The Steel Plow
Before The Steel Plow
Before the steel plow, farmers had difficulty plowing the rich soil as they settled west. Their wooden plows easily broke in the tough soil when used.
Plowing with a wood plow
Westward expansion
In 1803, United States signed a treaty called the Louisiana Purchase Treaty and purchased land west of the Appalachian Mountains. The Louisiana Purchase and the War of 1812 led the idea of moving west; Manifest Destiny.
Invention of the steel plow
In 1837, a blacksmith named John Deere accomplished his idea of making a plow made of steel that wasn't rusted and with mold board. The steel plow was also inspired from Deere's previous experimenting with polishing and sharpening needles.
Effect toward moving west
The steel plow helped farmers break through the tough soil in the west land. This enabled farmers to efficiently grow crops and made it easy tomove westward. Today, John Deere's company supplies every possible tool needed for gardening and farming.
Trouble making steel plow
In the beginning, steel was hard to find. Deere made his first plow using second hand metal. Then steel had to be supplied from Great Britain.
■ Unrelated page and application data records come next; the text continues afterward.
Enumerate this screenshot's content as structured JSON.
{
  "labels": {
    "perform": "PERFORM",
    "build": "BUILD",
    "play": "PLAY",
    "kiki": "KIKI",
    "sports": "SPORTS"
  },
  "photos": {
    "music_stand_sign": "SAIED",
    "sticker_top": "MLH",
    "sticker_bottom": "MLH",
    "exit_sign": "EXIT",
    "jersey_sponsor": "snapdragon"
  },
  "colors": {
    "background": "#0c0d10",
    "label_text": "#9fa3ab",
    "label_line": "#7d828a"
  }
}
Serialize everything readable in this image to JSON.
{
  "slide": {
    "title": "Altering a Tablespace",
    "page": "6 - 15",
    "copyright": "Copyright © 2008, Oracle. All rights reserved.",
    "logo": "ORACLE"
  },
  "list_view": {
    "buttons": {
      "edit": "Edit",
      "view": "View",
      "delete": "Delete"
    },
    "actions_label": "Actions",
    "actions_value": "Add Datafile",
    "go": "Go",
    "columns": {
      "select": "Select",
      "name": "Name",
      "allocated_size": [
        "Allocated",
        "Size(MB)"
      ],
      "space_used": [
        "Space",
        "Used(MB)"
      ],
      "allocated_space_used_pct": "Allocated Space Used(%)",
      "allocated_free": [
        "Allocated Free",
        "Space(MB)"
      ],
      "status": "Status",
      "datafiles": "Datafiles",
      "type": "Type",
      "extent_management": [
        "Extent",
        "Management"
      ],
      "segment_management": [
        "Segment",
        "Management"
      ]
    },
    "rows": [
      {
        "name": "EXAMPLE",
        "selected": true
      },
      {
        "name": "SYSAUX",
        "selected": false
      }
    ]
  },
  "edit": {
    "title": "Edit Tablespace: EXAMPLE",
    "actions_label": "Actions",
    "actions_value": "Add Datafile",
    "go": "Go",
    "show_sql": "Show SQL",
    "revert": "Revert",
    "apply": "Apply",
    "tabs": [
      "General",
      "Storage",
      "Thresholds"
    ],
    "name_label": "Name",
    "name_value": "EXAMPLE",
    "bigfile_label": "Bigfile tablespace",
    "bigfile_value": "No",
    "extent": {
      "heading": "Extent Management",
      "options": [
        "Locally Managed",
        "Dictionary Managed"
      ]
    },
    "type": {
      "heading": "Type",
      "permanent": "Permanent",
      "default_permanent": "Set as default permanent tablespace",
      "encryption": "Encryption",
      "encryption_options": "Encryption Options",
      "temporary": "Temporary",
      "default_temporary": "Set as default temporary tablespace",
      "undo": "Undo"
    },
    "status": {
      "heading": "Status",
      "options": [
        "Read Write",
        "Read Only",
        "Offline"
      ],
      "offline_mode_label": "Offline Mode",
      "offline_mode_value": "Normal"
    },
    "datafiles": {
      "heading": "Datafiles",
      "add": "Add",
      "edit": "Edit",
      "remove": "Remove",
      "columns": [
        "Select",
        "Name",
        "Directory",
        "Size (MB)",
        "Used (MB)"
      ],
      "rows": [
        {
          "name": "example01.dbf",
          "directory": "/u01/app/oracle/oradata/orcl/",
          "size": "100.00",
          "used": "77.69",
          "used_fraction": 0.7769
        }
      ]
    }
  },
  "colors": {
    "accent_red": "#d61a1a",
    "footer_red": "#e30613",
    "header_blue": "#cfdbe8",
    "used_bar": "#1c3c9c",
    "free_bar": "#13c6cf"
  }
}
But, by the end of 1849, Deere's company made 2000 plows a year!
Fun Facts
Symbolization
plow that broke the plains
The steel plow symbolized national prosperity and the civilizing of the west.
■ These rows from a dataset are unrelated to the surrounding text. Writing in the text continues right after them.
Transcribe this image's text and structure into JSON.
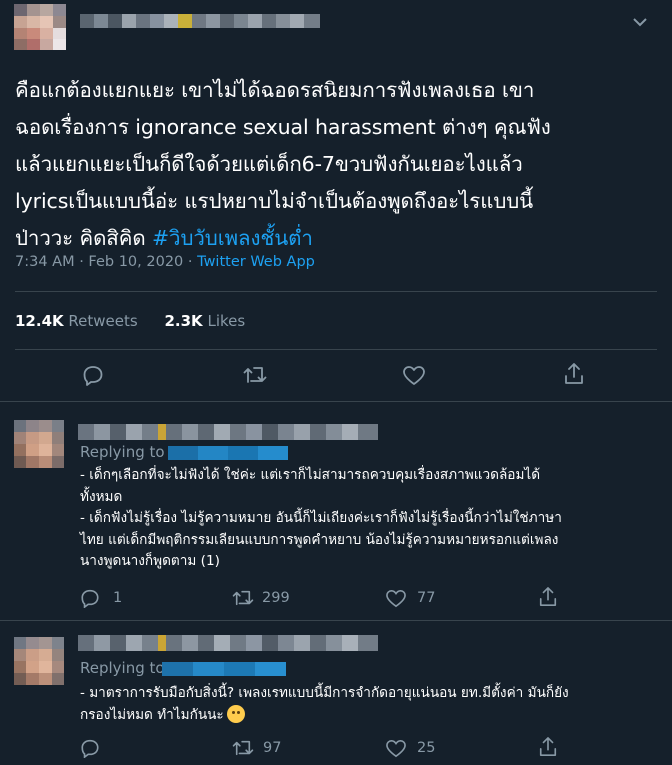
{
  "colors": {
    "background": "#15202b",
    "text": "#ffffff",
    "muted": "#8899a6",
    "accent": "#1da1f2",
    "divider": "#38444d"
  },
  "main_tweet": {
    "body_lines": [
      "คือแกต้องแยกแยะ เขาไม่ได้ฉอดรสนิยมการฟังเพลงเธอ เขา",
      "ฉอดเรื่องการ  ignorance sexual harassment  ต่างๆ คุณฟัง",
      "แล้วแยกแยะเป็นก็ดีใจด้วยแต่เด็ก6-7ขวบฟังกันเยอะไงแล้ว",
      "lyricsเป็นแบบนี้อ่ะ แรปหยาบไม่จำเป็นต้องพูดถึงอะไรแบบนี้",
      "ป่าววะ คิดสิคิด "
    ],
    "hashtag": "#วิบวับเพลงชั้นต่ำ",
    "time": "7:34 AM · Feb 10, 2020 · ",
    "source": "Twitter Web App",
    "retweets_count": "12.4K",
    "retweets_label": " Retweets",
    "likes_count": "2.3K",
    "likes_label": " Likes",
    "icons": [
      "reply-icon",
      "retweet-icon",
      "like-icon",
      "share-icon",
      "chevron-down-icon"
    ]
  },
  "replies": [
    {
      "replying_to": "Replying to",
      "lines": [
        "- เด็กๆเลือกที่จะไม่ฟังได้ ใช่ค่ะ แต่เราก็ไม่สามารถควบคุมเรื่องสภาพแวดล้อมได้",
        "ทั้งหมด",
        "- เด็กฟังไม่รู้เรื่อง ไม่รู้ความหมาย อันนี้ก็ไม่เถียงค่ะเราก็ฟังไม่รู้เรื่องนี้กว่าไม่ใช่ภาษา",
        "ไทย แต่เด็กมีพฤติกรรมเลียนแบบการพูดคำหยาบ น้องไม่รู้ความหมายหรอกแต่เพลง",
        "นางพูดนางก็พูดตาม (1)"
      ],
      "reply_count": "1",
      "retweet_count": "299",
      "like_count": "77"
    },
    {
      "replying_to": "Replying to",
      "lines": [
        "- มาตราการรับมือกับสิ่งนี้? เพลงเรทแบบนี้มีการจำกัดอายุแน่นอน ยท.มีตั้งค่า มันก็ยัง",
        "กรองไม่หมด ทำไมกันนะ"
      ],
      "emoji": "thinking-face-emoji",
      "reply_count": "",
      "retweet_count": "97",
      "like_count": "25"
    }
  ]
}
CItatIons 1
"The Steel Plow" http://www.iwestk12.il.us/schools/thawville/projects/1800/index_017.html

CITATIOnS 2
"John Deere (Inventor)"
http://en.m.wikipedia.org/wiki/John_Deere_(inventor)
Citations 3
"American Westwars Migration" historywired.si.edu/detail.cfm?ID=212
Full transcript